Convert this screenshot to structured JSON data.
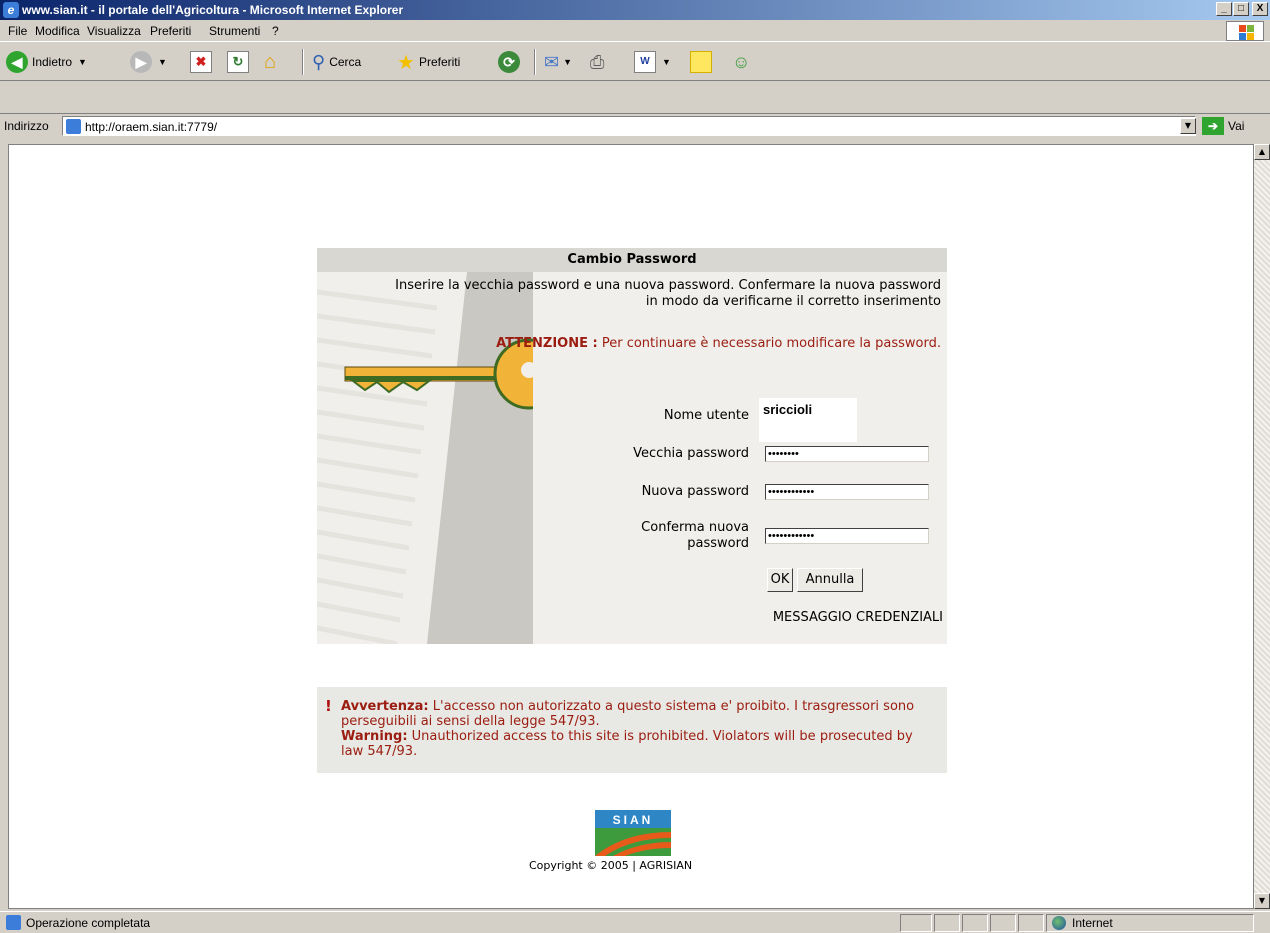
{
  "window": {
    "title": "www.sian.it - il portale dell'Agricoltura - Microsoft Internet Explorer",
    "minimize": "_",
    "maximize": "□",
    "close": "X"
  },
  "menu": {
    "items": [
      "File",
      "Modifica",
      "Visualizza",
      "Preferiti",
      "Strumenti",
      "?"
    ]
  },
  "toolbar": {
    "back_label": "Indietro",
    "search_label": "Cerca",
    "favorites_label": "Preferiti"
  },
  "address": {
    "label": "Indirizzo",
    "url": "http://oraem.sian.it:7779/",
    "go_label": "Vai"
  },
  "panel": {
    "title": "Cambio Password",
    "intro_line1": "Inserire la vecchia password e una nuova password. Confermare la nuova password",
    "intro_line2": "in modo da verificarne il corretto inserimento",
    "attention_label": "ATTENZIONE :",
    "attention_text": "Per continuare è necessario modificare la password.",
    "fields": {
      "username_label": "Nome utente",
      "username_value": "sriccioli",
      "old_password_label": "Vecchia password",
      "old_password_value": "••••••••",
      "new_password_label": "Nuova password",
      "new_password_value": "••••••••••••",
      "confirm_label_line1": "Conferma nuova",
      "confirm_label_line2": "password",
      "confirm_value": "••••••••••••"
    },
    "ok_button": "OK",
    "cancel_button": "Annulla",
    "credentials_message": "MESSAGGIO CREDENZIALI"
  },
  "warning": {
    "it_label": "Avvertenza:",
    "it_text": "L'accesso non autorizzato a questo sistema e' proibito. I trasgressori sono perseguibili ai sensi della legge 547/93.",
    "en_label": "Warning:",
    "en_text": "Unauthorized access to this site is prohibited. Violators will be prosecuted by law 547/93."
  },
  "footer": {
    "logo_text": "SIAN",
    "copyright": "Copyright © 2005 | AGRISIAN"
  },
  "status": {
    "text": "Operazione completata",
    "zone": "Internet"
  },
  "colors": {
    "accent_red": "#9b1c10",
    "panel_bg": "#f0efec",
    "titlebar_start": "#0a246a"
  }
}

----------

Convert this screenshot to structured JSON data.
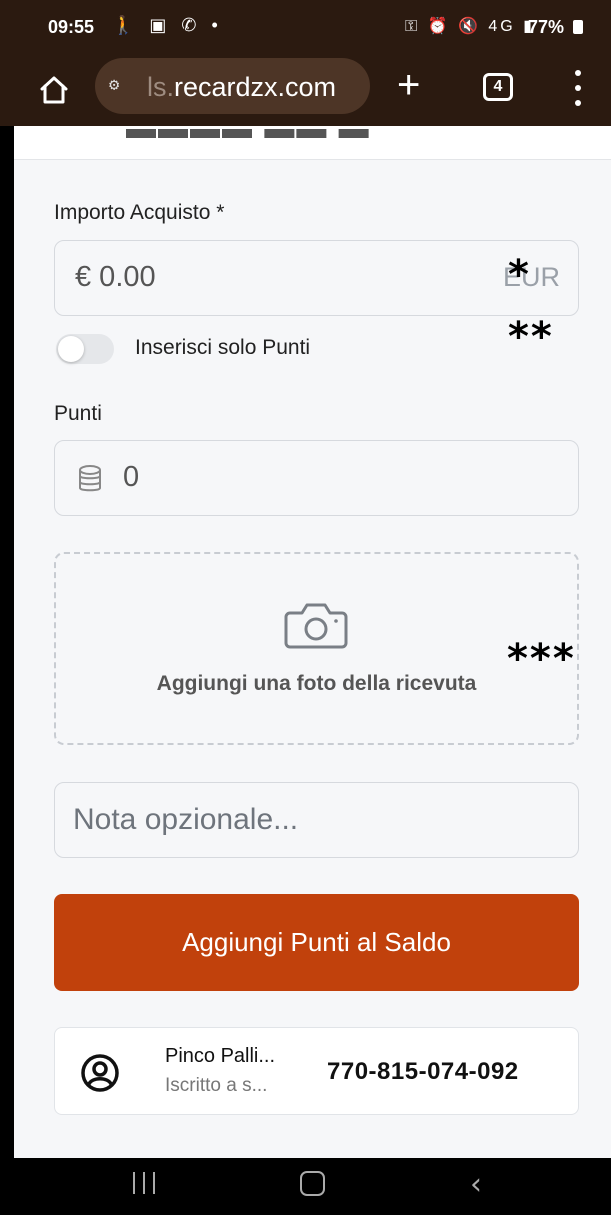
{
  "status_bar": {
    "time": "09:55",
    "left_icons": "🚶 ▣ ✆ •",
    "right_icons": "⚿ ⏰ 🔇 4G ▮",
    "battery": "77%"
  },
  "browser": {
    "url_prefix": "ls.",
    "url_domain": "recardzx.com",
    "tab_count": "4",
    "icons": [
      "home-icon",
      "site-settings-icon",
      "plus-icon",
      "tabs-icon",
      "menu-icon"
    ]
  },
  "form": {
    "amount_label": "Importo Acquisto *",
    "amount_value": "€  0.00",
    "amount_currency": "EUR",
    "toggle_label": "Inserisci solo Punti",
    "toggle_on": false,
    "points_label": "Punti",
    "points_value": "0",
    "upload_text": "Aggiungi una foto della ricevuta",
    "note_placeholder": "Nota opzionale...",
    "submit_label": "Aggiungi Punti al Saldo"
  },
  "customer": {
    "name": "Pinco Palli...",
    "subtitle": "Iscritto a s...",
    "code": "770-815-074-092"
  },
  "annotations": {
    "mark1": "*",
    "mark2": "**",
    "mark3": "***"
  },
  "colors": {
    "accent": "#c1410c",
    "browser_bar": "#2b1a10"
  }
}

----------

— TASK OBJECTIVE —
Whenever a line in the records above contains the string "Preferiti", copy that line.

— TASK RESPONSE —
      "Preferiti",
    "favorites_label": "Preferiti"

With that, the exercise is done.